Since "The Late Show" ended in 2015, there has been a reassessment of Letterman's legacy pertaining to his treatment of women. Scovell has been a vociferous critic of Letterman's workplace transgressions, even confronting him for a piece in Vanity Fair in 2019. When Tina Fey called him out for not hiring female writers, Letterman's reply of thinking women didn't want to write for his show didn't pass muster with Fey (via Indie Wire). And Letterman's interviews with female stars have been re-assessed in recent years, with many looking at Letterman's behavior critically in the #MeToo era.

He's a successful sitcom producer

Many entertainers start production companies to create and control their own projects. Done correctly, it can also be incredibly lucrative. Letterman's first production company, Space Age Meats Production, was founded in 1980 and produced "The David Letterman Show." In 1991, Letterman founded Worldwide Pants, with "Late Night" being the company's first producing credit. When Letterman moved to CBS in 1993, he also brought Worldwide Pants, producing not only "The Late Show" but also a sitcom called "The Building," starring Bonnie Hunt. "The Building" wasn't built to last, only airing five episodes, but it opened doors for more prime-time producing for Letterman.

Worldwide Pants reached legendary sitcom producing status with "Everybody Loves Raymond." Developed around the stand-up comedy of Ray Romano, "Everybody Loves Raymond" follows the Barone family as they navigate daily life on Long Island.
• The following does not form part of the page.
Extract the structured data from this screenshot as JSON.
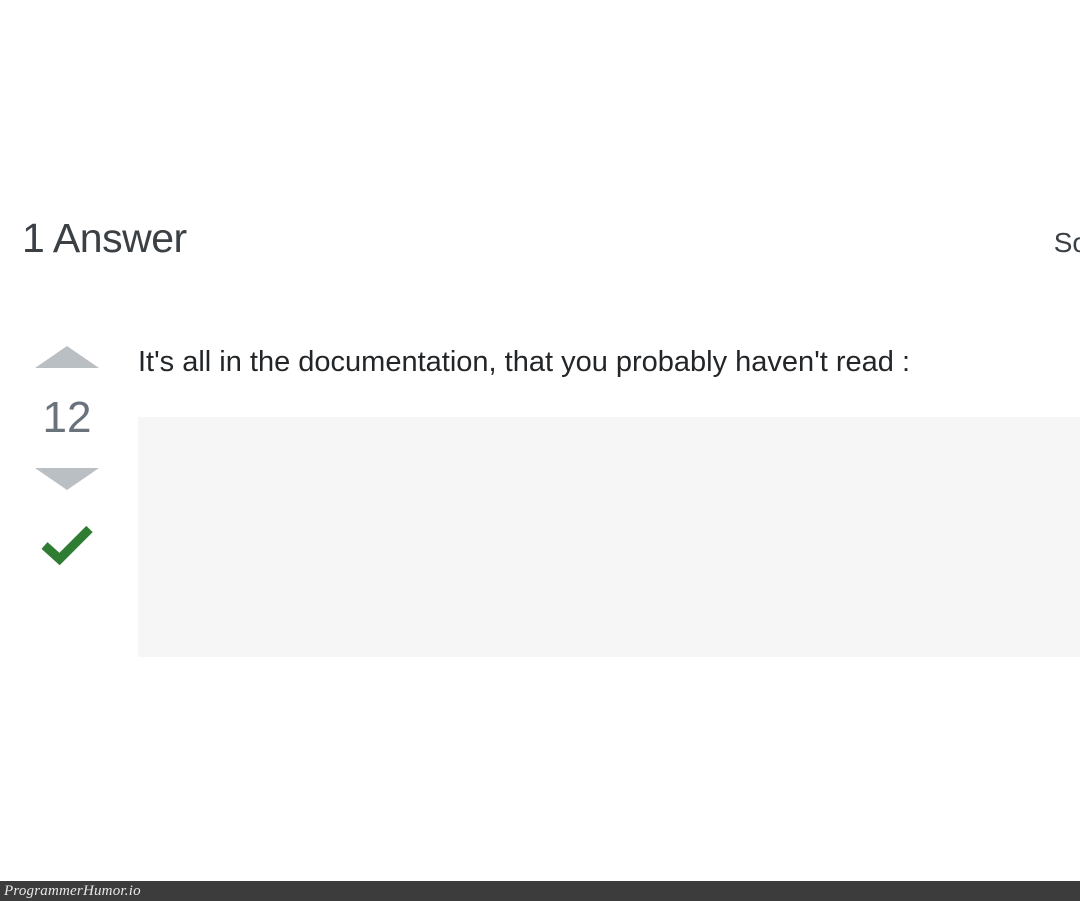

Co-starring Patricia Heaton, Doris Roberts, Brad Garrett, and Peter Boyle, the sitcom received 15 Emmy awards, including two for Outstanding Comedy Series, and was a ratings hit. Worldwide Pants also produced the NBC dramedy, "Ed," the CBS sitcom "Bonnie," and iterations of "The Late Late Show" featuring hosts Tom Snyder, Craig Kilborn, Craig Ferguson, and James Corden.

His post-Late Show career has taken a more serious turn

David Letterman signed off as host of "The Late Show" in 2015. By the time Letterman left, he'd been hosting late-night programming for 33 years and hosted 6,028 shows (via Yahoo! News). After he put away the CBS Mailbag, locked away the Velcro suit, and watched his last pet perform its final Stupid Pet Trick, Letterman glided into retirement with no plans to return to television. He grew out his now-signature bushy beard and spent some time away from the spotlight. 

In 2016, Letterman participated in the documentary series "Years of Living Dangerously," which chronicled the global impact of climate change. Letterman traveled to India and talked with experts on how the country is tackling its energy needs in the shadow of fossil fuels. Letterman's Netflix interview series, "My Guest Needs No Introduction With David Letterman," was released in 2018, reflecting a more serious side of the broadcaster. Each episode is dedicated to an individual celebrity guest, with Letterman thoughtfully probing them about their life. "Years of Living Dangerously" and "My Guest Needs No Introduction" show Letterman earnestly engaged with his subjects, showing a genuine curiosity that remained obscured during his late-night career.